WHAT THE TASK ASKS => Every line containing the word "this" is to be copied from the data below.
:::
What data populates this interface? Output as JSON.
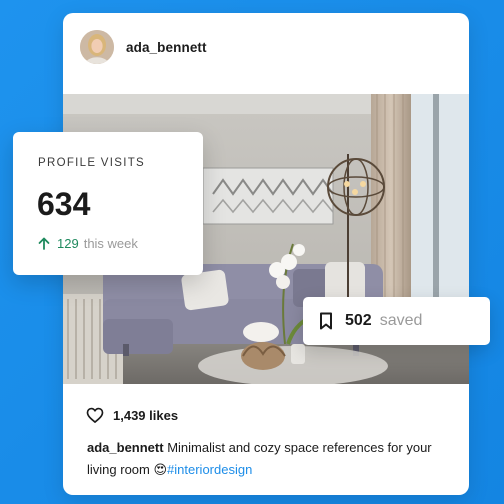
{
  "post": {
    "username": "ada_bennett",
    "likes": "1,439 likes",
    "caption_user": "ada_bennett",
    "caption_text": " Minimalist and cozy space references for your living room ",
    "caption_emoji": "😍",
    "hashtag": "#interiordesign"
  },
  "profile_visits": {
    "label": "PROFILE VISITS",
    "count": "634",
    "delta": "129",
    "period": "this week"
  },
  "saved": {
    "count": "502",
    "label": "saved"
  },
  "colors": {
    "background": "#1a8fe8",
    "positive": "#1f8a5e",
    "hashtag": "#1d8de8"
  },
  "icons": {
    "likes": "heart-icon",
    "delta": "arrow-up-icon",
    "saved": "bookmark-icon"
  }
}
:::
COMPLETED TASK =>
What data populates this interface? Output as JSON.
    "period": "this week"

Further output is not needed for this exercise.